As a Speech Pathologist, I teach parents to try and incorporate at least 45-minutes of play-time into their daily routine with their child to facilitate language learning. While this can happen in chunks of time throughout the day, there has been a recent study showing that feedings/meal times are a great time to use language strategies and address language goals as well. We feed our children at least 3-times a day which gives us plenty of time for meaningful dialogue. The study found that caregivers naturally make more attention-directing statements (“Look at this bear! Can you see it?”) during solid feeding compared to adult-directed speech (“This book is about a bear”). Additionally, caregivers’ type-token ratios (the ratio of the number of different words used to total a number of words used) are higher during feeding than even in play.

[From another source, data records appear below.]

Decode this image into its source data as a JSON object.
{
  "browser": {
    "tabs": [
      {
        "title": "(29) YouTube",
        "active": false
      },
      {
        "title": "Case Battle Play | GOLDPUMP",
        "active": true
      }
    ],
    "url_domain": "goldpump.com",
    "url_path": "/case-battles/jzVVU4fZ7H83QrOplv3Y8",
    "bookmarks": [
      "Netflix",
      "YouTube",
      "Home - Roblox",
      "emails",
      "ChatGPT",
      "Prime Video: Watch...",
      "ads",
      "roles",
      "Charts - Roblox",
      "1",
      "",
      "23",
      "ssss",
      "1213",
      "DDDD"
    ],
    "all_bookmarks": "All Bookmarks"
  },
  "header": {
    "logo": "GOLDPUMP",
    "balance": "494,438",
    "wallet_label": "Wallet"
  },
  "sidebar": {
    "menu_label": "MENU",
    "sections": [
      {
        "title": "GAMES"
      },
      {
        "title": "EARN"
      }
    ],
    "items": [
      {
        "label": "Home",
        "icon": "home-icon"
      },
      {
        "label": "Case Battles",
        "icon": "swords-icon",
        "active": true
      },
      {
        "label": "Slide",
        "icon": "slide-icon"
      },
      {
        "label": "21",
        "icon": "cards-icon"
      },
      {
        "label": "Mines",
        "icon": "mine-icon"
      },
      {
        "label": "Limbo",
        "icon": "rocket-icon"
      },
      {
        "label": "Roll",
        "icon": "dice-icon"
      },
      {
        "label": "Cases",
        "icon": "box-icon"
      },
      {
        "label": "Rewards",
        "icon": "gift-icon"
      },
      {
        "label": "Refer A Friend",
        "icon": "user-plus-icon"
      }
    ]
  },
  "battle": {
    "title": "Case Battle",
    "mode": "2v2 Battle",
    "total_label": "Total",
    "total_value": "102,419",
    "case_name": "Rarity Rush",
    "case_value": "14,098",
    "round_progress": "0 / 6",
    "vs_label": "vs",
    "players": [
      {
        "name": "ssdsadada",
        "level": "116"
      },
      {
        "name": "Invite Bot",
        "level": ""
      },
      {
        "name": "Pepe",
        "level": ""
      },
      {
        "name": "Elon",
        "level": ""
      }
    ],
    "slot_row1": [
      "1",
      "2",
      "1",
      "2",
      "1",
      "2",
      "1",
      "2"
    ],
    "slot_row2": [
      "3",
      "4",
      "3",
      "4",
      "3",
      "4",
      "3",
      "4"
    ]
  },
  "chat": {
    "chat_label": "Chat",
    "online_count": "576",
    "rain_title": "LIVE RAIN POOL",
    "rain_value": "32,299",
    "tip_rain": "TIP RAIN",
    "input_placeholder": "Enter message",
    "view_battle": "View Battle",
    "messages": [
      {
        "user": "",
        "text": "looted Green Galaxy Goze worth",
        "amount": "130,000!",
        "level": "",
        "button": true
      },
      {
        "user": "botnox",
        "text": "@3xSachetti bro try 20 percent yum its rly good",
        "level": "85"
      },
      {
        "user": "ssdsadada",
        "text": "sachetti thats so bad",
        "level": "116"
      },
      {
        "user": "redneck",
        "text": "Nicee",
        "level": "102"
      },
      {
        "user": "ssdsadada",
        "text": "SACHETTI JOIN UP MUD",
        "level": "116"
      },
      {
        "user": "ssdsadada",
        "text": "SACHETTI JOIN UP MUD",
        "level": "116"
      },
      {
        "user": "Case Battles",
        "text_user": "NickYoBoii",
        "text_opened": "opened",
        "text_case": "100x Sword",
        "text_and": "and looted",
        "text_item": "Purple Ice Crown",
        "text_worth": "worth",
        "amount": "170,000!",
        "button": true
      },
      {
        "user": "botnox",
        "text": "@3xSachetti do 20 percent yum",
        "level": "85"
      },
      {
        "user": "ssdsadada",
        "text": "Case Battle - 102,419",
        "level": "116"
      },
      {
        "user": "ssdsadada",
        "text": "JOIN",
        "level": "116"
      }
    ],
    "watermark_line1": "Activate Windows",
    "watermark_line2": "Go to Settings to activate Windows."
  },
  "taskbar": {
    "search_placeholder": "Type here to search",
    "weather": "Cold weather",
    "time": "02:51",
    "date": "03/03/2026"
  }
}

As parents, we naturally change our speech characteristics and vary our prosody during feeding infants and young children. So inserting intentional speech and language should be a relatively easy tweak to this time with our kids. Need ideas? Try telling your child their birth story, stories of you as a child, read them books during the meal, describe scenes, tell them how to play with toys, describe what food looks and tastes like or how you made it and all of the ingredients you used, tell them about the things you did today or recap your child’s activities that day. Start a conversation and fill it with a variety of languages! Even if your child is too young to truly understand the words your using, they are taking it all in and learning A LOT. Most maternal speech patterns naturally vary in prosody, pitch, and intonation and many parents use motherese/parentese (infant-directed speech with shorter phrases, simpler grammar, repetitions, slower speech, higher/exaggerated pitch, etc). This isn’t an accident. These speech patterns naturally support a baby’s language learning. By combining this “baby talk” with intentional, meaningful input during a time when you’re already predisposed to use language that best supports your child’s development… your family mealtimes will become mini-speech therapy sessions in no time!
Zimmerman, E., Connaghan, K., Hoover, J., Alu, D., & Peters, J. (2019) Is feeding the new play? Examination of the maternal language and prosody used during infant-directed speech. Infant Behavior and Development. doi:10.1016/j.infbeh.2019.01.005